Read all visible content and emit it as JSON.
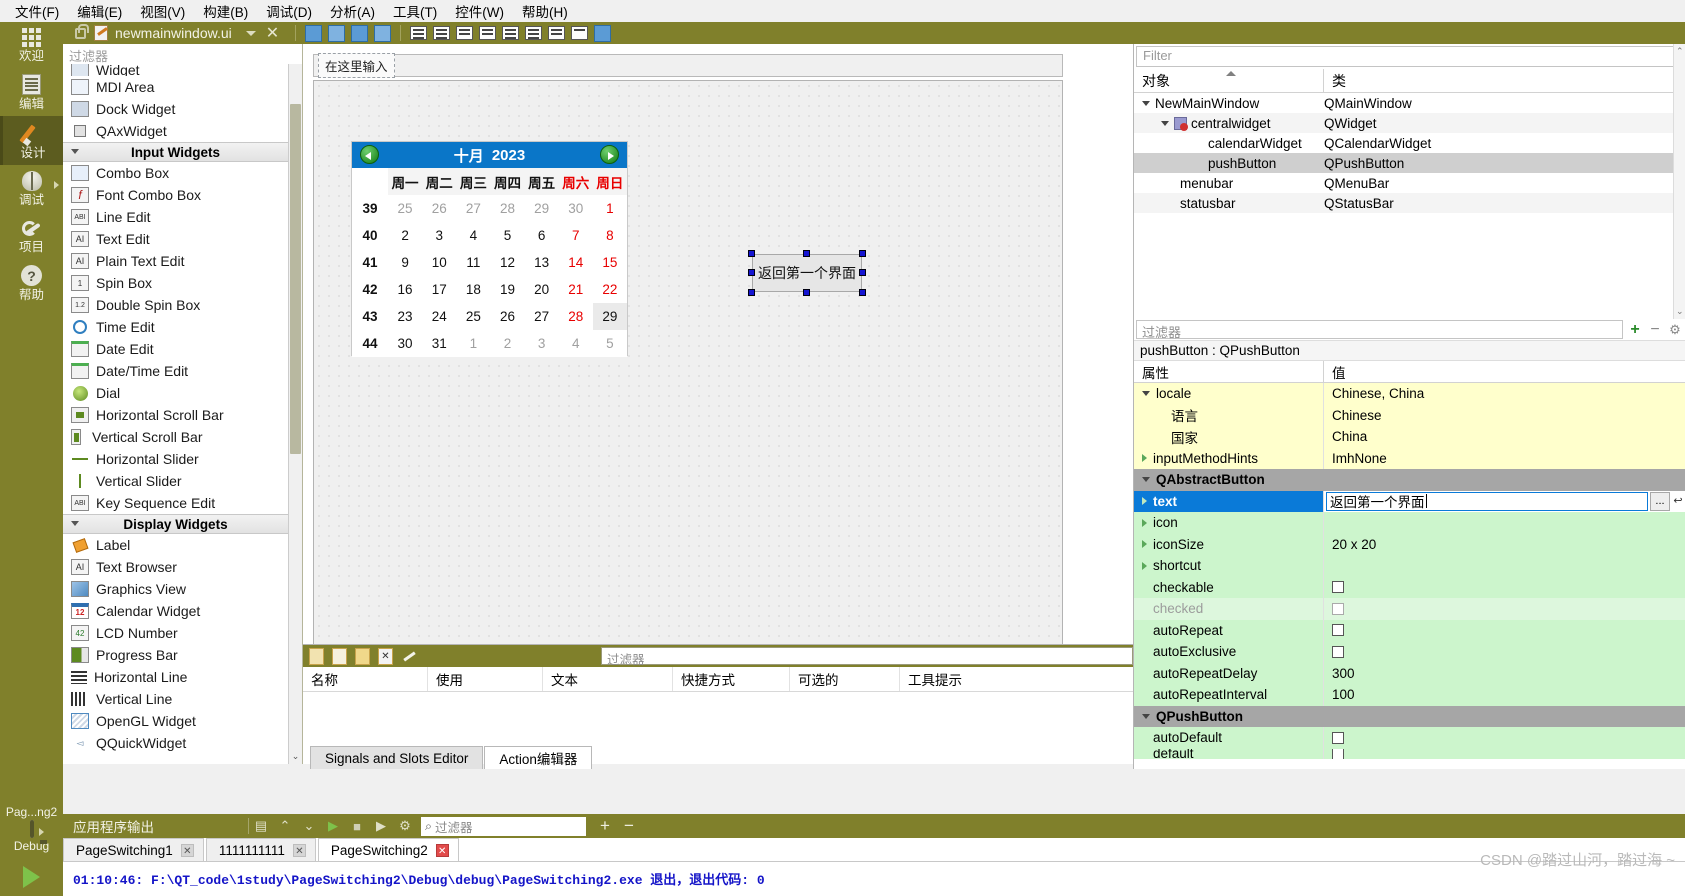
{
  "menubar": {
    "items": [
      "文件(F)",
      "编辑(E)",
      "视图(V)",
      "构建(B)",
      "调试(D)",
      "分析(A)",
      "工具(T)",
      "控件(W)",
      "帮助(H)"
    ]
  },
  "modebar": {
    "items": [
      {
        "label": "欢迎",
        "icon": "grid-icon"
      },
      {
        "label": "编辑",
        "icon": "document-icon"
      },
      {
        "label": "设计",
        "icon": "pencil-icon"
      },
      {
        "label": "调试",
        "icon": "bug-icon"
      },
      {
        "label": "项目",
        "icon": "wrench-icon"
      },
      {
        "label": "帮助",
        "icon": "question-icon"
      }
    ],
    "kit_name": "Pag...ng2",
    "build_config": "Debug"
  },
  "editor_tabbar": {
    "filename": "newmainwindow.ui",
    "close_label": "✕"
  },
  "widgetbox": {
    "filter_placeholder": "过滤器",
    "rows": [
      {
        "label": "Widget",
        "type": "item",
        "icon": "widget-icon",
        "clipped": true
      },
      {
        "label": "MDI Area",
        "type": "item",
        "icon": "mdi-area-icon"
      },
      {
        "label": "Dock Widget",
        "type": "item",
        "icon": "dock-widget-icon"
      },
      {
        "label": "QAxWidget",
        "type": "item",
        "icon": "qaxwidget-icon"
      },
      {
        "label": "Input Widgets",
        "type": "group"
      },
      {
        "label": "Combo Box",
        "type": "item",
        "icon": "combo-box-icon"
      },
      {
        "label": "Font Combo Box",
        "type": "item",
        "icon": "font-combo-box-icon"
      },
      {
        "label": "Line Edit",
        "type": "item",
        "icon": "line-edit-icon"
      },
      {
        "label": "Text Edit",
        "type": "item",
        "icon": "text-edit-icon"
      },
      {
        "label": "Plain Text Edit",
        "type": "item",
        "icon": "plain-text-edit-icon"
      },
      {
        "label": "Spin Box",
        "type": "item",
        "icon": "spin-box-icon"
      },
      {
        "label": "Double Spin Box",
        "type": "item",
        "icon": "double-spin-box-icon"
      },
      {
        "label": "Time Edit",
        "type": "item",
        "icon": "time-edit-icon"
      },
      {
        "label": "Date Edit",
        "type": "item",
        "icon": "date-edit-icon"
      },
      {
        "label": "Date/Time Edit",
        "type": "item",
        "icon": "date-time-edit-icon"
      },
      {
        "label": "Dial",
        "type": "item",
        "icon": "dial-icon"
      },
      {
        "label": "Horizontal Scroll Bar",
        "type": "item",
        "icon": "h-scrollbar-icon"
      },
      {
        "label": "Vertical Scroll Bar",
        "type": "item",
        "icon": "v-scrollbar-icon"
      },
      {
        "label": "Horizontal Slider",
        "type": "item",
        "icon": "h-slider-icon"
      },
      {
        "label": "Vertical Slider",
        "type": "item",
        "icon": "v-slider-icon"
      },
      {
        "label": "Key Sequence Edit",
        "type": "item",
        "icon": "key-sequence-edit-icon"
      },
      {
        "label": "Display Widgets",
        "type": "group"
      },
      {
        "label": "Label",
        "type": "item",
        "icon": "label-icon"
      },
      {
        "label": "Text Browser",
        "type": "item",
        "icon": "text-browser-icon"
      },
      {
        "label": "Graphics View",
        "type": "item",
        "icon": "graphics-view-icon"
      },
      {
        "label": "Calendar Widget",
        "type": "item",
        "icon": "calendar-widget-icon"
      },
      {
        "label": "LCD Number",
        "type": "item",
        "icon": "lcd-number-icon"
      },
      {
        "label": "Progress Bar",
        "type": "item",
        "icon": "progress-bar-icon"
      },
      {
        "label": "Horizontal Line",
        "type": "item",
        "icon": "h-line-icon"
      },
      {
        "label": "Vertical Line",
        "type": "item",
        "icon": "v-line-icon"
      },
      {
        "label": "OpenGL Widget",
        "type": "item",
        "icon": "opengl-widget-icon"
      },
      {
        "label": "QQuickWidget",
        "type": "item",
        "icon": "qquickwidget-icon"
      }
    ]
  },
  "form": {
    "menubar_placeholder": "在这里输入",
    "calendar": {
      "month": "十月",
      "year": "2023",
      "weekday_headers": [
        "周一",
        "周二",
        "周三",
        "周四",
        "周五",
        "周六",
        "周日"
      ],
      "weekend_headers": [
        "周六",
        "周日"
      ],
      "weeks": [
        {
          "num": "39",
          "days": [
            "25",
            "26",
            "27",
            "28",
            "29",
            "30",
            "1"
          ],
          "out": [
            true,
            true,
            true,
            true,
            true,
            true,
            true
          ]
        },
        {
          "num": "40",
          "days": [
            "2",
            "3",
            "4",
            "5",
            "6",
            "7",
            "8"
          ],
          "out": [
            false,
            false,
            false,
            false,
            false,
            false,
            false
          ]
        },
        {
          "num": "41",
          "days": [
            "9",
            "10",
            "11",
            "12",
            "13",
            "14",
            "15"
          ],
          "out": [
            false,
            false,
            false,
            false,
            false,
            false,
            false
          ]
        },
        {
          "num": "42",
          "days": [
            "16",
            "17",
            "18",
            "19",
            "20",
            "21",
            "22"
          ],
          "out": [
            false,
            false,
            false,
            false,
            false,
            false,
            false
          ]
        },
        {
          "num": "43",
          "days": [
            "23",
            "24",
            "25",
            "26",
            "27",
            "28",
            "29"
          ],
          "out": [
            false,
            false,
            false,
            false,
            false,
            false,
            false
          ]
        },
        {
          "num": "44",
          "days": [
            "30",
            "31",
            "1",
            "2",
            "3",
            "4",
            "5"
          ],
          "out": [
            false,
            false,
            true,
            true,
            true,
            true,
            true
          ]
        }
      ],
      "selected_day": "29",
      "prev_icon": "prev-month-arrow-icon",
      "next_icon": "next-month-arrow-icon"
    },
    "push_button": {
      "text": "返回第一个界面"
    }
  },
  "action_editor": {
    "filter_placeholder": "过滤器",
    "columns": [
      "名称",
      "使用",
      "文本",
      "快捷方式",
      "可选的",
      "工具提示"
    ],
    "toolbar_icons": [
      "new-action-icon",
      "copy-action-icon",
      "edit-action-icon",
      "delete-action-icon",
      "configure-icon"
    ]
  },
  "bottom_editor_tabs": [
    {
      "label": "Signals and Slots Editor",
      "active": false
    },
    {
      "label": "Action编辑器",
      "active": true
    }
  ],
  "object_inspector": {
    "filter_placeholder": "Filter",
    "columns": [
      "对象",
      "类"
    ],
    "rows": [
      {
        "object": "NewMainWindow",
        "class": "QMainWindow",
        "depth": 0,
        "expandable": true,
        "selected": false
      },
      {
        "object": "centralwidget",
        "class": "QWidget",
        "depth": 1,
        "expandable": true,
        "selected": false,
        "icon": "central-widget-icon"
      },
      {
        "object": "calendarWidget",
        "class": "QCalendarWidget",
        "depth": 2,
        "expandable": false,
        "selected": false
      },
      {
        "object": "pushButton",
        "class": "QPushButton",
        "depth": 2,
        "expandable": false,
        "selected": true
      },
      {
        "object": "menubar",
        "class": "QMenuBar",
        "depth": 1,
        "expandable": false,
        "selected": false
      },
      {
        "object": "statusbar",
        "class": "QStatusBar",
        "depth": 1,
        "expandable": false,
        "selected": false
      }
    ]
  },
  "property_editor": {
    "filter_placeholder": "过滤器",
    "object_header": "pushButton : QPushButton",
    "columns": [
      "属性",
      "值"
    ],
    "add_label": "+",
    "remove_label": "−",
    "rows": [
      {
        "name": "locale",
        "value": "Chinese, China",
        "style": "yellow",
        "arrow": "down",
        "indent": 0
      },
      {
        "name": "语言",
        "value": "Chinese",
        "style": "yellow",
        "arrow": "none",
        "indent": 1
      },
      {
        "name": "国家",
        "value": "China",
        "style": "yellow",
        "arrow": "none",
        "indent": 1
      },
      {
        "name": "inputMethodHints",
        "value": "ImhNone",
        "style": "yellow",
        "arrow": "right",
        "indent": 0
      },
      {
        "name": "QAbstractButton",
        "value": "",
        "style": "group",
        "arrow": "down",
        "indent": 0
      },
      {
        "name": "text",
        "value": "返回第一个界面",
        "style": "selected",
        "arrow": "right",
        "indent": 0,
        "editing": true
      },
      {
        "name": "icon",
        "value": "",
        "style": "green",
        "arrow": "right",
        "indent": 0
      },
      {
        "name": "iconSize",
        "value": "20 x 20",
        "style": "green",
        "arrow": "right",
        "indent": 0
      },
      {
        "name": "shortcut",
        "value": "",
        "style": "green",
        "arrow": "right",
        "indent": 0
      },
      {
        "name": "checkable",
        "value": "",
        "style": "green",
        "arrow": "none",
        "indent": 0,
        "checkbox": true
      },
      {
        "name": "checked",
        "value": "",
        "style": "green2",
        "arrow": "none",
        "indent": 0,
        "checkbox": true,
        "disabled": true
      },
      {
        "name": "autoRepeat",
        "value": "",
        "style": "green",
        "arrow": "none",
        "indent": 0,
        "checkbox": true
      },
      {
        "name": "autoExclusive",
        "value": "",
        "style": "green",
        "arrow": "none",
        "indent": 0,
        "checkbox": true
      },
      {
        "name": "autoRepeatDelay",
        "value": "300",
        "style": "green",
        "arrow": "none",
        "indent": 0
      },
      {
        "name": "autoRepeatInterval",
        "value": "100",
        "style": "green",
        "arrow": "none",
        "indent": 0
      },
      {
        "name": "QPushButton",
        "value": "",
        "style": "group",
        "arrow": "down",
        "indent": 0
      },
      {
        "name": "autoDefault",
        "value": "",
        "style": "green",
        "arrow": "none",
        "indent": 0,
        "checkbox": true
      },
      {
        "name": "default",
        "value": "",
        "style": "green",
        "arrow": "none",
        "indent": 0,
        "checkbox": true,
        "clipped": true
      }
    ]
  },
  "application_output": {
    "title": "应用程序输出",
    "filter_placeholder": "过滤器",
    "tabs": [
      {
        "label": "PageSwitching1",
        "active": false
      },
      {
        "label": "1111111111",
        "active": false
      },
      {
        "label": "PageSwitching2",
        "active": true
      }
    ],
    "console_line": "01:10:46: F:\\QT_code\\1study\\PageSwitching2\\Debug\\debug\\PageSwitching2.exe 退出，退出代码: 0"
  },
  "watermark": "CSDN @踏过山河，踏过海 ~",
  "colors": {
    "olive": "#80802b",
    "accent_blue": "#0a7ad8",
    "calendar_header": "#0a76c8",
    "weekend_red": "#e80000",
    "property_yellow": "#ffffcc",
    "property_green": "#ccf5cc",
    "console_text": "#1414c8"
  }
}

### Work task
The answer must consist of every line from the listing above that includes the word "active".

### Response to the exercise
      "active": false
      "active": true
        "active": false
        "active": false
        "active": true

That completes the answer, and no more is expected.